§ **Work instructions**: Determine how many lines in the following listing include "this". Respond with that number only.

----- Data extracts

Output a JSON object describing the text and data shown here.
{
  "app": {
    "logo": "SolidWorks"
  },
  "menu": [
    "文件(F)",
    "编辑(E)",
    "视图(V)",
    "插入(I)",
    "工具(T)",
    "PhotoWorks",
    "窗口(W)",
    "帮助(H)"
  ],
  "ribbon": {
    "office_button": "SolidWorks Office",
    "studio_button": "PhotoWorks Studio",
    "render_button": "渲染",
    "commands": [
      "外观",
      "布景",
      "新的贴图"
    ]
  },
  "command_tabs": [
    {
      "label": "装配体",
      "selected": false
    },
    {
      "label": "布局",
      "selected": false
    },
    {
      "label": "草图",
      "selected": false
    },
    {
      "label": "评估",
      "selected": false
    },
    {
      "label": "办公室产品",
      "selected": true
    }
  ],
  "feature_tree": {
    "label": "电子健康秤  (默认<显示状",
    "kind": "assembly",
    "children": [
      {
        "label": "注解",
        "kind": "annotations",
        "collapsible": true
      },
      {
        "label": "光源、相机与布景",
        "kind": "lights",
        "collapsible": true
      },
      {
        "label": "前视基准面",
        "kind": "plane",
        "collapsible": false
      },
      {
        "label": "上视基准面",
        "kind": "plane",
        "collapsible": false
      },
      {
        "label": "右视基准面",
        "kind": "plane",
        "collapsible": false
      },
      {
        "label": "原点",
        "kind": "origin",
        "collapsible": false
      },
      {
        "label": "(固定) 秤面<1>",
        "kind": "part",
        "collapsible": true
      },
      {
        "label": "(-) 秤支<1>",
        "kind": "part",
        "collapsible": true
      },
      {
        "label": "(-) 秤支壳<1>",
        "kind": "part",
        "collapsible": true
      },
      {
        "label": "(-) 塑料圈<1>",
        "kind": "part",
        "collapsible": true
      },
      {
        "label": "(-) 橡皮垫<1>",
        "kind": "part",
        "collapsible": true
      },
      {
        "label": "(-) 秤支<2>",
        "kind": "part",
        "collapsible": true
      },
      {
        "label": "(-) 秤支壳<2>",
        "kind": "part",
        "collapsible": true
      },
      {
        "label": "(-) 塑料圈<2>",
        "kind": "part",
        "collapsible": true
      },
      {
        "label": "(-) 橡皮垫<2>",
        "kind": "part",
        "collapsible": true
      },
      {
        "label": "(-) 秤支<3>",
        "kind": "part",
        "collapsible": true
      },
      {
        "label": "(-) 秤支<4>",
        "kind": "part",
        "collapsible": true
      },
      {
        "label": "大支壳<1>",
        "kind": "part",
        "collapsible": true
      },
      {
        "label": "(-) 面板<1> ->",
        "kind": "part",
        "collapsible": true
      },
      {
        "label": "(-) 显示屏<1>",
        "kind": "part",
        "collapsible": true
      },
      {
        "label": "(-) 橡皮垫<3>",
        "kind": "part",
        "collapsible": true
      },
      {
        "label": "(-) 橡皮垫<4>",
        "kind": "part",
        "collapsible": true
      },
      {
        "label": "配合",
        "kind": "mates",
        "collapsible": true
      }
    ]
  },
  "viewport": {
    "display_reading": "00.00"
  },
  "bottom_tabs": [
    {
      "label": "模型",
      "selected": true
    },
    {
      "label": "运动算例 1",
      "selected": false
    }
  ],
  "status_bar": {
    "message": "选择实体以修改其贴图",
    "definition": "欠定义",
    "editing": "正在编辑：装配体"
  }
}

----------
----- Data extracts

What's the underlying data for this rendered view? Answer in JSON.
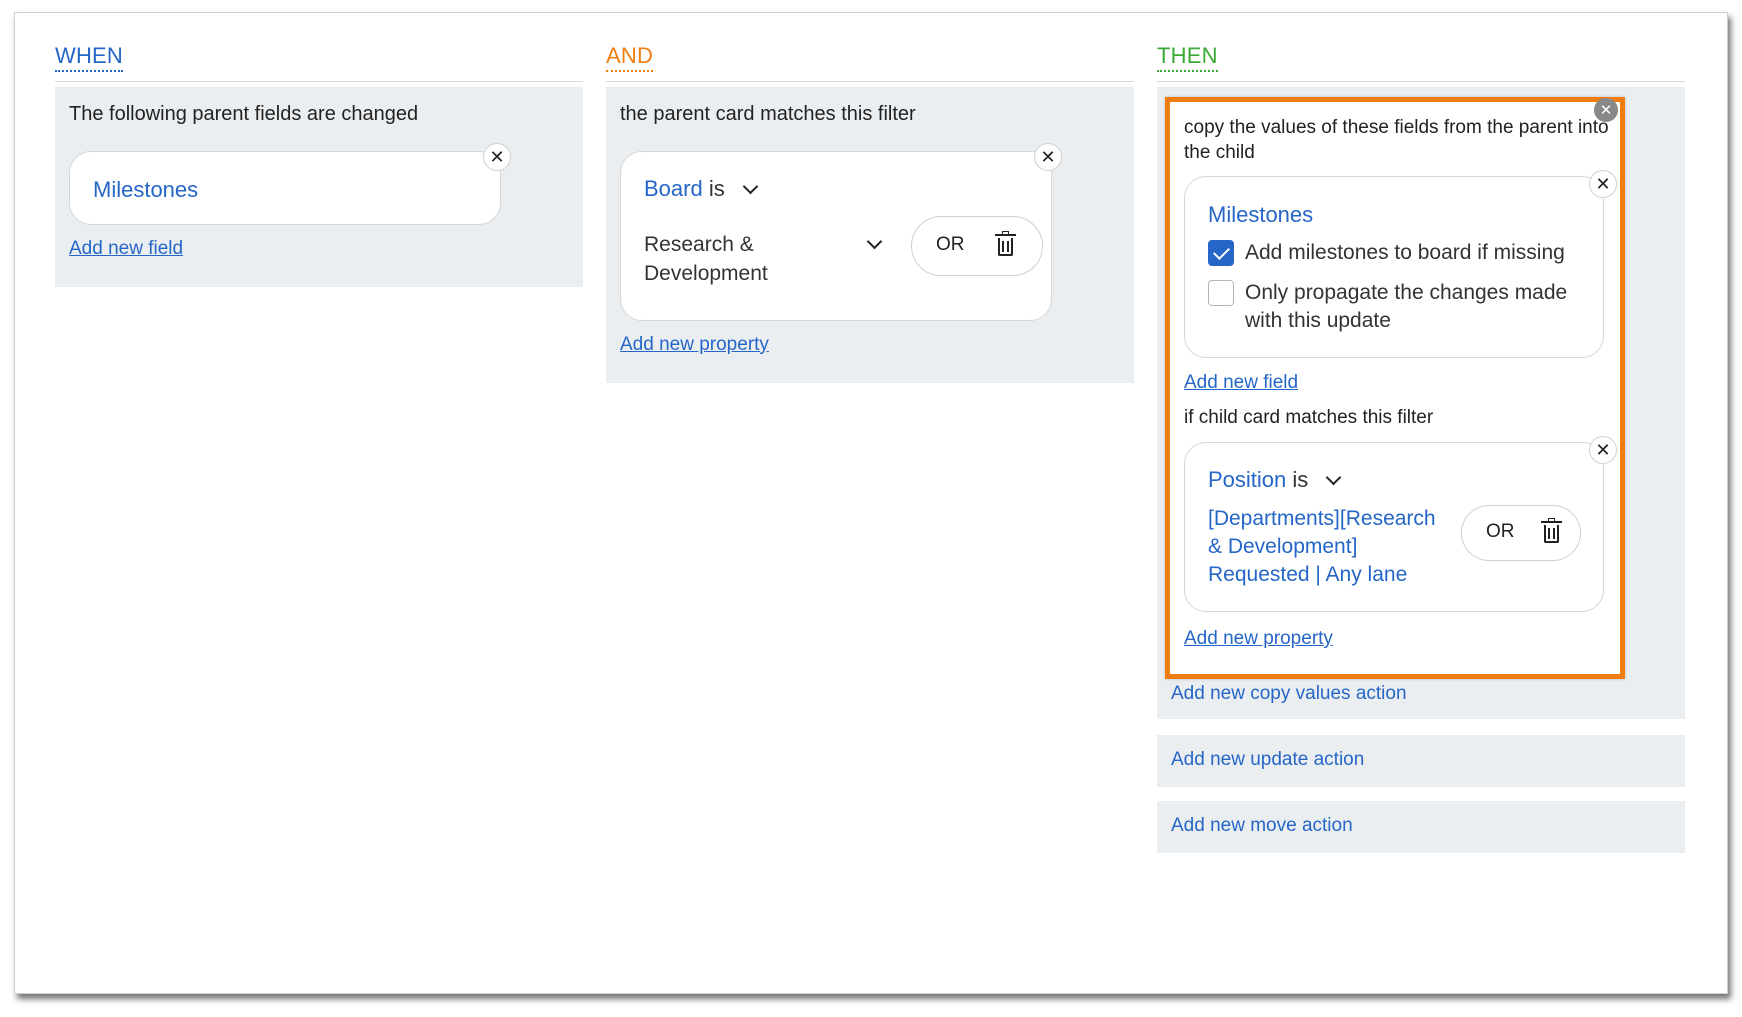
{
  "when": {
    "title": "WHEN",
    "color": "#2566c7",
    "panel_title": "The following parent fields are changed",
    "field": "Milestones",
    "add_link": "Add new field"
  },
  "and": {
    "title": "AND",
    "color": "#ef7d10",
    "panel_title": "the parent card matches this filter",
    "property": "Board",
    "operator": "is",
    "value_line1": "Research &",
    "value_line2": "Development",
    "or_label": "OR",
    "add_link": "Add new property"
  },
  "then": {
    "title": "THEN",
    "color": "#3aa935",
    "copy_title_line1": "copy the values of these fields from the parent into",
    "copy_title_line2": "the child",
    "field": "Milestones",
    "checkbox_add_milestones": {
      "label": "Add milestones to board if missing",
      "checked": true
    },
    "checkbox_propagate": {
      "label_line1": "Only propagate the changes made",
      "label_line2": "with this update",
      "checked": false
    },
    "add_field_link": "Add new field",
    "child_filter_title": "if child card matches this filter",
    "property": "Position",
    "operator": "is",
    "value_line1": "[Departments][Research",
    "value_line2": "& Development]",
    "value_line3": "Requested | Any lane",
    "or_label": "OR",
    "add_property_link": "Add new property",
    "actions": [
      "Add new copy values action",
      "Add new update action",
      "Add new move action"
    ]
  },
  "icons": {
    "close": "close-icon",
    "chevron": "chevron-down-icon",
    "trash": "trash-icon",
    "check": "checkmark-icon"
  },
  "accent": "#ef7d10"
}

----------

§ **Answer**: 4